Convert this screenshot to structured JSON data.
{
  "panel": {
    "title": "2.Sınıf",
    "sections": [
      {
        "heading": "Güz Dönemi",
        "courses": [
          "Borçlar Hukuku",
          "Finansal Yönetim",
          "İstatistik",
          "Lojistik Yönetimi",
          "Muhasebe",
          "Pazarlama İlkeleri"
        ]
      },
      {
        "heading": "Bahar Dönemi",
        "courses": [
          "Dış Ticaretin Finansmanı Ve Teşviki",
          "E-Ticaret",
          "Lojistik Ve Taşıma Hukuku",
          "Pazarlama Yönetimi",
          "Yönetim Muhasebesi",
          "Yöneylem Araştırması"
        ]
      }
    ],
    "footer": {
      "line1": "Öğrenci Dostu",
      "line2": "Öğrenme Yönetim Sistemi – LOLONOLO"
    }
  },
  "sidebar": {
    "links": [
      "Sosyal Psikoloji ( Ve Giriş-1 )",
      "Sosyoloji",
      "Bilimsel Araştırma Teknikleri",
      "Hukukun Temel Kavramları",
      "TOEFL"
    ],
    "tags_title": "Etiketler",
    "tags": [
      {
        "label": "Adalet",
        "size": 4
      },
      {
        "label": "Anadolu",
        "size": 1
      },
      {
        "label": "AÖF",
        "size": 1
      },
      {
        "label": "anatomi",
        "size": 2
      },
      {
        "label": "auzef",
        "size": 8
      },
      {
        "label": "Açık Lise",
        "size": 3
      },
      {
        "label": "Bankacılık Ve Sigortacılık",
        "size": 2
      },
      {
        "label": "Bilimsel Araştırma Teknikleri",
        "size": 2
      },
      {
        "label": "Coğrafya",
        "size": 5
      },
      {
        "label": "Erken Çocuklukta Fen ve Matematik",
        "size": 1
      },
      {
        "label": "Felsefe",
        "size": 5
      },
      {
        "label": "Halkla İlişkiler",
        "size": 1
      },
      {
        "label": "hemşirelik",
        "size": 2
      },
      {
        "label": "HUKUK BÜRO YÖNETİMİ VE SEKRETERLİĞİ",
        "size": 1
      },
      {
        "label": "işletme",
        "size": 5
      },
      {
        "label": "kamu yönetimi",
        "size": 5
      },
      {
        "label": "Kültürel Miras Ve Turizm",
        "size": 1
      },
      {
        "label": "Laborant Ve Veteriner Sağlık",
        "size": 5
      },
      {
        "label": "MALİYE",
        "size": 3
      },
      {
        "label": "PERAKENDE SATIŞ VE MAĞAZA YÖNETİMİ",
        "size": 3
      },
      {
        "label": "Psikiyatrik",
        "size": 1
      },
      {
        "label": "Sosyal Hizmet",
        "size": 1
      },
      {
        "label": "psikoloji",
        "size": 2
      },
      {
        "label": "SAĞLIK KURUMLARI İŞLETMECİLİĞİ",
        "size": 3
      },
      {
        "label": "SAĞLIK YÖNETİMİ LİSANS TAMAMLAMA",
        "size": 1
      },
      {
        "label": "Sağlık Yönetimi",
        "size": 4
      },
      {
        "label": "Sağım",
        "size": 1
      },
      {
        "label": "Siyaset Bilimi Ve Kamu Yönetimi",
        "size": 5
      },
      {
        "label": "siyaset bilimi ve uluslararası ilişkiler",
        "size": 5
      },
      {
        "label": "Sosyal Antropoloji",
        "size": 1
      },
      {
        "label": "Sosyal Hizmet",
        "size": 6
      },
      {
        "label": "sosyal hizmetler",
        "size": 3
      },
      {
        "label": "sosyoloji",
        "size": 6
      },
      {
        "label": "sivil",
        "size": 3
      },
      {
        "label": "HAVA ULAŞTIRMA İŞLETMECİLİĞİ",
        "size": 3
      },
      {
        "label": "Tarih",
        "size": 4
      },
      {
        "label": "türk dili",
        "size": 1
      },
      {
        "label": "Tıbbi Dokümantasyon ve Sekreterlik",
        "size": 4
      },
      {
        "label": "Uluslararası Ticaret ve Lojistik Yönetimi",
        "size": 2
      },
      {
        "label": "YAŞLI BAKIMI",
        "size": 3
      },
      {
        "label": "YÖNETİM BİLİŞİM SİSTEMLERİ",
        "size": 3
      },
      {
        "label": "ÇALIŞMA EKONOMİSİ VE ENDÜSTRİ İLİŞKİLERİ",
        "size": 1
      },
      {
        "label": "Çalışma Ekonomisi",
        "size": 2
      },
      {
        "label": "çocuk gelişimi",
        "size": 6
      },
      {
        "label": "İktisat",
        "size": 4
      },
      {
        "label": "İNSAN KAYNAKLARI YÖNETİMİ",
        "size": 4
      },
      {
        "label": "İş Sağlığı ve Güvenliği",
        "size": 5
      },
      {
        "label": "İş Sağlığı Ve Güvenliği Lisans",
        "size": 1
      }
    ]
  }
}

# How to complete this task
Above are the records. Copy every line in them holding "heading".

# Response
        "heading": "Güz Dönemi",
        "heading": "Bahar Dönemi",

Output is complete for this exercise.